▶ **Work to complete**: Show every line of the data that includes the word "JSON".

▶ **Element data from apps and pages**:
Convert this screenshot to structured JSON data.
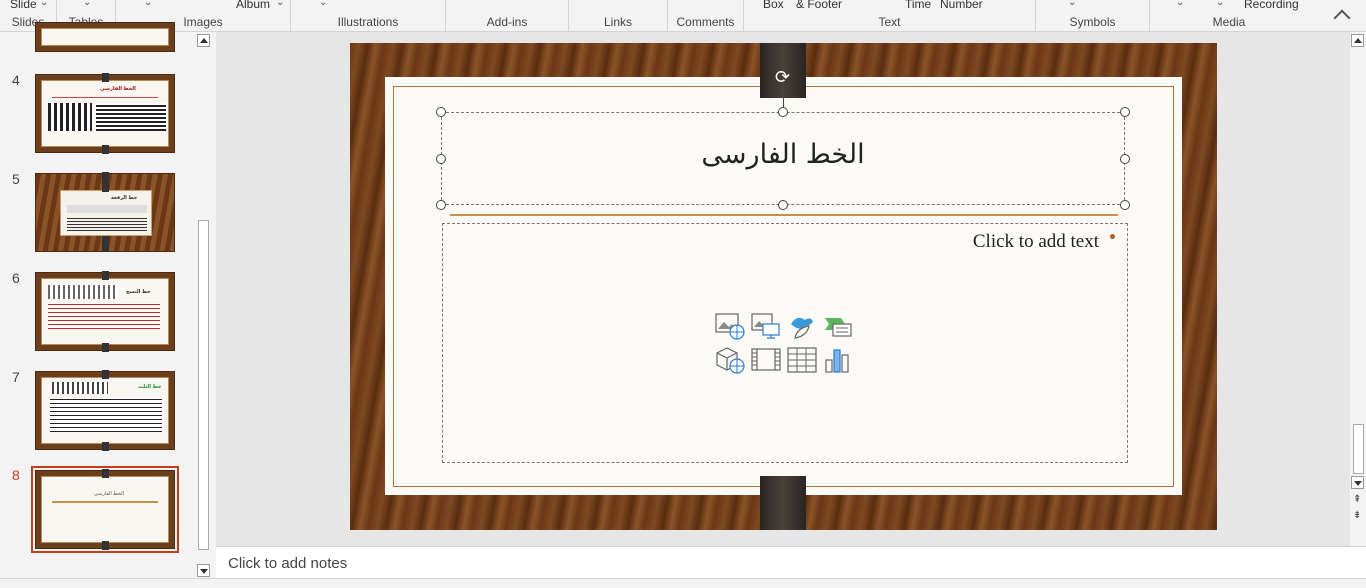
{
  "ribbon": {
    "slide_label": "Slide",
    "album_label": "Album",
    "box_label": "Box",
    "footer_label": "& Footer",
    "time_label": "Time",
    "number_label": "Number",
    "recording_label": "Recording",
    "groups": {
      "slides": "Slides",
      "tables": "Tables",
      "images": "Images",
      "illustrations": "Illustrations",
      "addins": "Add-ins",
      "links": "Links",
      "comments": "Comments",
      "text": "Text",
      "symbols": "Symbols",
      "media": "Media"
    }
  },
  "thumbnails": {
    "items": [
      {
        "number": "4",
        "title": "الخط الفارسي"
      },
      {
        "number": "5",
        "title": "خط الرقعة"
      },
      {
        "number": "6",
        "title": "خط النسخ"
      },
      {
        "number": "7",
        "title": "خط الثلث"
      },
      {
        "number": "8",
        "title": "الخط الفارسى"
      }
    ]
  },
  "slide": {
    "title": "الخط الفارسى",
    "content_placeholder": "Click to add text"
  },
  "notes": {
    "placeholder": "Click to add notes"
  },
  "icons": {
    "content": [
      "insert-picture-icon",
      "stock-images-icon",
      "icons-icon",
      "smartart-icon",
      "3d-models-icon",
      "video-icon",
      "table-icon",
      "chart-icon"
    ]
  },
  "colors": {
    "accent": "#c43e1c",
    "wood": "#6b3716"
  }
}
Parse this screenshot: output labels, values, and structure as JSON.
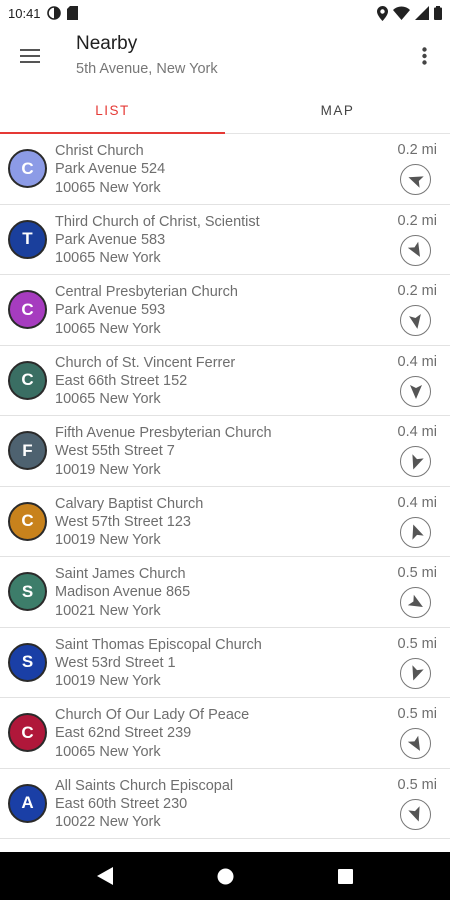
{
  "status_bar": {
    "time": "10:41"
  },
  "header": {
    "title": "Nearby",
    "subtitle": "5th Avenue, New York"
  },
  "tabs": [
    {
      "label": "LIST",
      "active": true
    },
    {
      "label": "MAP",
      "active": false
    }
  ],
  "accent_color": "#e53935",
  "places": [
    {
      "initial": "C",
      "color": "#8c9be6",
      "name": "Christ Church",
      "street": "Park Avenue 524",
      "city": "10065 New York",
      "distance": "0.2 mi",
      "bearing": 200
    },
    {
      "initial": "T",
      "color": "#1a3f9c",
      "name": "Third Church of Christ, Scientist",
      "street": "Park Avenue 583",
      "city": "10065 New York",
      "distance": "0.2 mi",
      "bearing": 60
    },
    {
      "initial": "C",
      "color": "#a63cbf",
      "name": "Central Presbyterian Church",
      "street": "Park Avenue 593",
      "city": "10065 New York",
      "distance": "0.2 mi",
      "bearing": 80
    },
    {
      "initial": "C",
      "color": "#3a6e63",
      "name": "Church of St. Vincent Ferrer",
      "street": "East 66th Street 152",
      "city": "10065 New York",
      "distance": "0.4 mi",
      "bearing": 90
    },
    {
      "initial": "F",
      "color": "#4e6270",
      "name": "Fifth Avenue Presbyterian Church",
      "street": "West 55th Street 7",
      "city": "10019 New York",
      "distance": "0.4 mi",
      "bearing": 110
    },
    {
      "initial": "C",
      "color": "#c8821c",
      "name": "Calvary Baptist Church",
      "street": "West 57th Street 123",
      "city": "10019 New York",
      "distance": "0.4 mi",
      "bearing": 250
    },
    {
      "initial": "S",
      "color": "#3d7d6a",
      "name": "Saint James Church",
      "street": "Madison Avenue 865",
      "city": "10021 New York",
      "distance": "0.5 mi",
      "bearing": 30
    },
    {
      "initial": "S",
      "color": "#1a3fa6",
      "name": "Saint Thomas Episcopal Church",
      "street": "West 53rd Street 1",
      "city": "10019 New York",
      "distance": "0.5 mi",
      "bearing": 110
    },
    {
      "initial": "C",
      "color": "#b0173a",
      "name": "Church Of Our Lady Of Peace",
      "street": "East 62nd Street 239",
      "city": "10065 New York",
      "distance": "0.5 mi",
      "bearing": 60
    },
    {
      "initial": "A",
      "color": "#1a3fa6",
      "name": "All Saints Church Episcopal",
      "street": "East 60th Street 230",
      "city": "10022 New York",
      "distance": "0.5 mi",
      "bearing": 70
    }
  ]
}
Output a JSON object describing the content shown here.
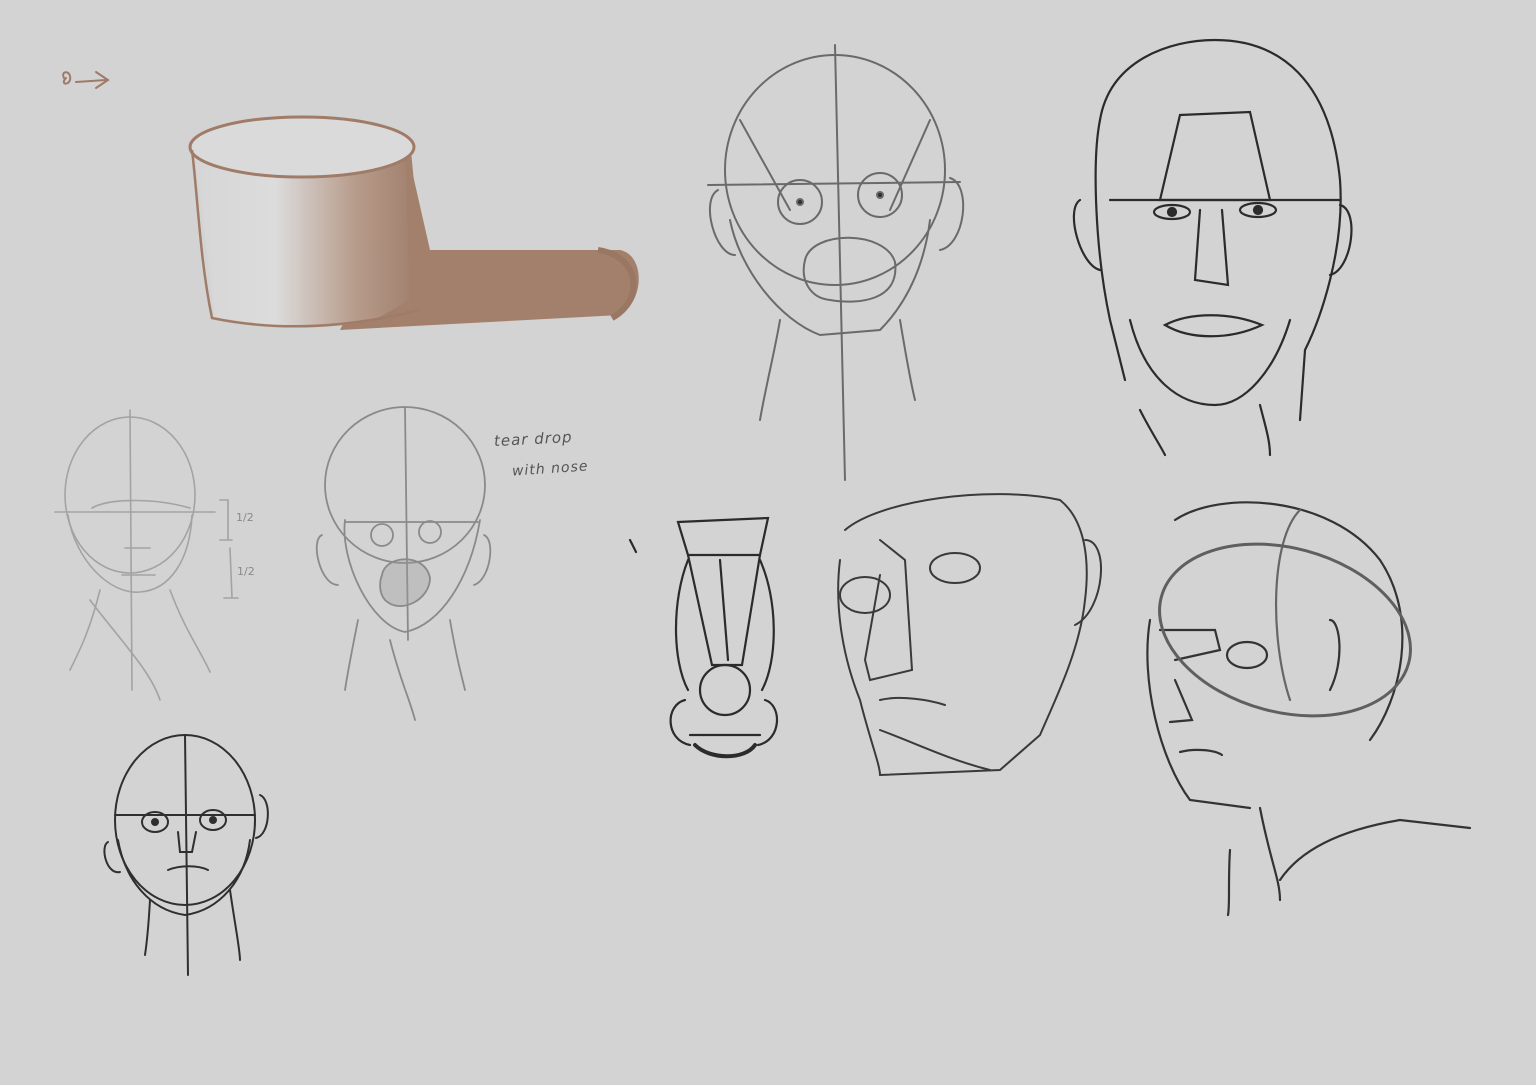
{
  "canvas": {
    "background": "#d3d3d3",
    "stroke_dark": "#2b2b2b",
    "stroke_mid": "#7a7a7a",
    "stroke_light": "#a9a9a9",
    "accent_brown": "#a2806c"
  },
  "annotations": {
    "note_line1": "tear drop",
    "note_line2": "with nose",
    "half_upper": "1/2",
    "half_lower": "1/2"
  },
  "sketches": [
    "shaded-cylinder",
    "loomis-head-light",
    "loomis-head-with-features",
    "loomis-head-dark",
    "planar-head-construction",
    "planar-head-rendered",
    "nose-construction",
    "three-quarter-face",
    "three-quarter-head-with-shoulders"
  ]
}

▶ **Result**:
Convert this screenshot to structured JSON data.
Parse this screenshot: output labels, values, and structure as JSON.
Output a JSON object describing the content shown here.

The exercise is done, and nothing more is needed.